-- REQUIREMENT --
Write the data out again exactly, with no pictures.

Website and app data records
|---|

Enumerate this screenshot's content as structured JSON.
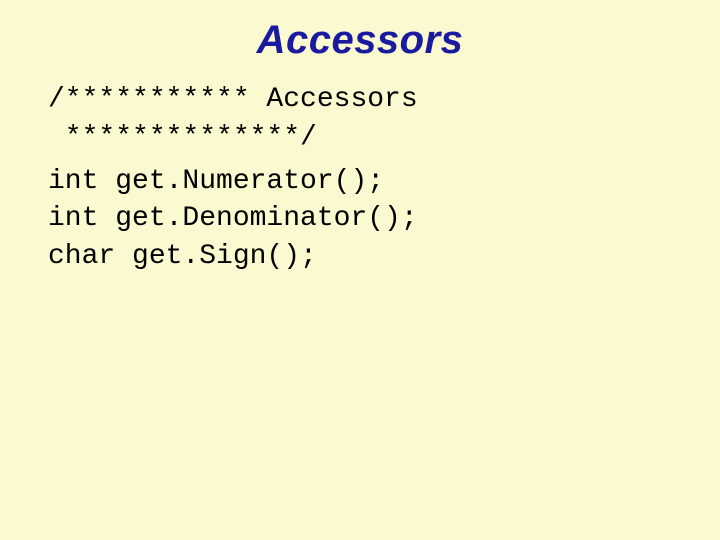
{
  "title": "Accessors",
  "comment_line1": "/*********** Accessors",
  "comment_line2": " **************/",
  "code_line1": "int get.Numerator();",
  "code_line2": "int get.Denominator();",
  "code_line3": "char get.Sign();"
}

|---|

-- SOLUTION TO THE PROBLEM --
Enumerate this screenshot's content as structured JSON.
{
  "title": "Accessors",
  "comment_line1": "/*********** Accessors",
  "comment_line2": " **************/",
  "code_line1": "int get.Numerator();",
  "code_line2": "int get.Denominator();",
  "code_line3": "char get.Sign();"
}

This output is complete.